Given everything we know about President Trump, we cannot expect him to recognize that he may be a party to what is fast shaping up to be perhaps the most brutal genocide of this century. But as the haunting stick figures work their way into our moral imaginations and the death tolls climb higher, the story will break sooner or later.
It is not possible to take part in a forced famine without restraint and not be responsible for it. And with supposedly expert advisers around you, there is no excuse for failing to grasp your own role as a mass murderer. Righteous men have been going off in search of killers only to discover it was they themselves who committed the murder since at least as far back as Oedipus. Leadership is a lesson in self-discovery for even moral exemplars, but it is all the more so for the ignorant and righteous, who blame others while failing to look inside.

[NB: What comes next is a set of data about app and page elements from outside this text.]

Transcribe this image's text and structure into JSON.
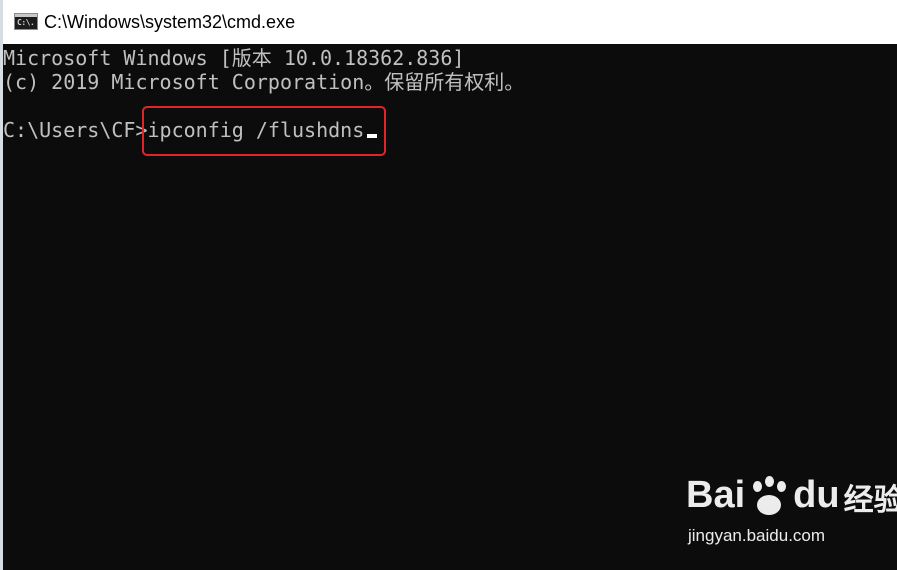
{
  "window": {
    "title": "C:\\Windows\\system32\\cmd.exe",
    "icon": "cmd-console-icon",
    "icon_glyph": "C:\\."
  },
  "console": {
    "lines": [
      "Microsoft Windows [版本 10.0.18362.836]",
      "(c) 2019 Microsoft Corporation。保留所有权利。",
      "",
      "C:\\Users\\CF>ipconfig /flushdns"
    ]
  },
  "annotation": {
    "highlight_color": "#e0242a"
  },
  "watermark": {
    "logo_text_left": "Bai",
    "logo_text_right": "du",
    "logo_text_cn": "经验",
    "url": "jingyan.baidu.com"
  },
  "colors": {
    "console_bg": "#0c0c0c",
    "console_fg": "#c0c0c0",
    "titlebar_bg": "#ffffff"
  }
}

Whether or not Trump is possessed of the moral development needed for such an inquiry, Americans themselves should begin to ask questions. In so doing, we may find that the phantom shadow of famine in Yemen points its ugly finger at our own callous ignorance. Somehow we are able to focus on everything else under the sun, but not the most horrific crimes to which our nation has contributed in several decades. It is time to open our eyes and see.